|ESPN.com: NFL||[Print without images]|
FLORHAM PARK, N.J. -- Eight months ago, Geno Smith was the face of the NFL draft -- a long face.
Amid media reports that painted him as a diva, Smith -- projected as a top-10 pick -- tumbled out of the first round. That infamous slide, the quarterback said Monday, provided motivation for his rookie season with the New York Jets.
"It couldn't have happened in a better way," said Smith, who finished an up-and-down year with an encouraging December. "Not only did it give me that fuel that I needed to go out and be that hard-working guy every single day, but I landed in a great spot."
|Geno Smith is finding out that playing quarterback for the Jets is a year-round gig.|
The Jets took a chance in the second round. After a dreadful midseason slump, Smith provided optimism for the offseason, helping them to a 3-1 mark over the final quarter.
As they packed up after an 8-8 season, the Jets offered strong support for Smith, who likely will go into training camp as the No. 1 quarterback.
"I think this team believes in Geno," wide receiver David Nelson said. "I think the way he played over the last four weeks speaks for itself."
Wide receiver Josh Cribbs said Smith "has all the factors of a championship quarterback. Now it's just a matter of honing that in."
Smith started every game, although the organization never formally anointed him as the starter. Now it's just a matter of semantics. Barring something unforeseen, the plan is to stick with Smith.
Smith finished as the lowest-rated passer in the league (66.5), but he raised his play down the stretch. His rating over the last four games was 83.6, as he went the last two games without a turnover. He had 25 in the first 14 games.
If his draft-day snub was the fuel, Smith's Week 13 benching was the refueling. He was pulled at halftime of a 23-3 loss to the Miami Dolphins, nearly costing him his job. Coach Rex Ryan decided to stick with him, not a popular choice at the time.

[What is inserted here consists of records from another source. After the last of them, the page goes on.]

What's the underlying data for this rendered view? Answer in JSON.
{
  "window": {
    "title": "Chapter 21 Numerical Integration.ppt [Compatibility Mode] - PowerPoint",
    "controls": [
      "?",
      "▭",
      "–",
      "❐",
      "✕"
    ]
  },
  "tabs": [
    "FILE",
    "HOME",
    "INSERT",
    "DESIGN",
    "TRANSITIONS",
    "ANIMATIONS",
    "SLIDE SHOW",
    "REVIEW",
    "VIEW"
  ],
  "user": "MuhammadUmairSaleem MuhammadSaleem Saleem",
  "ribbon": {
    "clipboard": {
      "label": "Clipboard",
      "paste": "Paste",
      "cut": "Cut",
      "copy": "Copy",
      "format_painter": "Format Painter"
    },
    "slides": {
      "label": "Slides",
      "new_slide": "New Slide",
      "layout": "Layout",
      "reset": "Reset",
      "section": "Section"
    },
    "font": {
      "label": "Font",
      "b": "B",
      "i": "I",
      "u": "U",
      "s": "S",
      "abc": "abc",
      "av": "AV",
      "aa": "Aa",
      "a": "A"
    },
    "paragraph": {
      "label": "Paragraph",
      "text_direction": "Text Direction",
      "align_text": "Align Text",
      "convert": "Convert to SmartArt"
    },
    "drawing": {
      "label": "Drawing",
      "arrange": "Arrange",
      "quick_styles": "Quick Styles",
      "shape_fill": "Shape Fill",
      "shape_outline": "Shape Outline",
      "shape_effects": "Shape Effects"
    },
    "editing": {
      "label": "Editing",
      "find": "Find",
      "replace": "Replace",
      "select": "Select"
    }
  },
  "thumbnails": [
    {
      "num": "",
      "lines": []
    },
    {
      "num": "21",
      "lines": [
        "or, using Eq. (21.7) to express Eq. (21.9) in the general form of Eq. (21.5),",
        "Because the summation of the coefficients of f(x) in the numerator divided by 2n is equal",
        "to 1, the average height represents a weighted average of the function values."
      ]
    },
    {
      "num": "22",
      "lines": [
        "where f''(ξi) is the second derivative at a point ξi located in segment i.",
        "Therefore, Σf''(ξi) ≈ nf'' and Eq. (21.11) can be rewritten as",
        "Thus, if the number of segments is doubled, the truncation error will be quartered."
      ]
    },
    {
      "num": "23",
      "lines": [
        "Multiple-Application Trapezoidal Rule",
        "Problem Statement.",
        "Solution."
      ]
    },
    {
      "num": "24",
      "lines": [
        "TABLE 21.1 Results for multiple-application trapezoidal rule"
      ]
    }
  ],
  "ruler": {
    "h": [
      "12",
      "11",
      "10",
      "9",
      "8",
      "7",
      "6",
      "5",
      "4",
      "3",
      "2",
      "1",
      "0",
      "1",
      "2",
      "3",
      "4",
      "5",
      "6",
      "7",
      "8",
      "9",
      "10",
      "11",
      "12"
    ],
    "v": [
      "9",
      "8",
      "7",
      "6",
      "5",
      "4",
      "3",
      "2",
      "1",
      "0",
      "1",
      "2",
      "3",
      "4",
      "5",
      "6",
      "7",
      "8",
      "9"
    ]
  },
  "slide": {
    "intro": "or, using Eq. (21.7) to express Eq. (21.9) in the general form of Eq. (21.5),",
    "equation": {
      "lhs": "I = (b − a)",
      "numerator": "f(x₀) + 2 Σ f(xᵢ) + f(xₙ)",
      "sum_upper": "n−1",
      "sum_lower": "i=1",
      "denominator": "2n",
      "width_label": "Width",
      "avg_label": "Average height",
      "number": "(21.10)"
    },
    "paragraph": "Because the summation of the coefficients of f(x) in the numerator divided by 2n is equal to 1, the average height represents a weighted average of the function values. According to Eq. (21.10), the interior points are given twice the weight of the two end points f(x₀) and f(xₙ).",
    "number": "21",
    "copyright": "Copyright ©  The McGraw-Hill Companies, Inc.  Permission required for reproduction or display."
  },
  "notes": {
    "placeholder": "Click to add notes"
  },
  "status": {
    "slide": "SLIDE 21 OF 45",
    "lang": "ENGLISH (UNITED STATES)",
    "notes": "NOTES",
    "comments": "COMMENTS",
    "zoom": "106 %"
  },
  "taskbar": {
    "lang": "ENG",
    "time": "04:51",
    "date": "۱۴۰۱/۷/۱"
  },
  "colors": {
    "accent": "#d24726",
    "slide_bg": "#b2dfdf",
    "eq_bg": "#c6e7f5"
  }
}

"I think it just lit a fire under me," Smith said of the temporary benching. "It gave me that competitive edge that was always there, but maybe needed to be pulled to the forefront."
That was a turning point for Smith, who threw only two interceptions over the last four games (116 pass attempts). He said the vote of confidence from the coaching staff, at a time when his confidence could've shattered, was huge for him.
"I just wanted to repay those guys for the confidence they had in me, and I'd like to think I did so," he said.
The quarterback situation appears to be in better shape than a year ago. The Jets ended the 2012 season with a demoted Mark Sanchez, Tim Tebow and Greg McElroy. Sanchez was the presumptive starter for 2013 after a training-camp competition, but he suffered a season-ending shoulder injury in the preseason.
"He was up and down a little bit, but there's no teacher like experience," general manager John Idzik said after Sunday's 20-7 win over the Dolphins. "I think that showed through the season. He was very poised, he was very resilient and he made big plays. I think it was a marvelous season for him to learn from."
The Jets have four quarterbacks on the roster, although Sanchez is a likely salary-cap casualty and No. 3 David Garrard is a free agent. The Jets probably will bring in a veteran to push Smith and Matt Simms, but they're not going to abandon Smith after investing a full season to his development.
Smith sidestepped the question when asked if he expects to be named the starter, saying he always expects to be competing in the league.
Asked to compare Smith and Sanchez, one team source said, "It's not even close. Geno can do so much more."
Smith's late-season rally, coupled with the return of Ryan, put the Jets in a good mood on "baggy" day. In his team meeting, Ryan told the players they fell short of their goal of making the playoffs but that their future is bright.
Smith is a big part of that future.
"He's going to have a tremendous career here," Nelson said.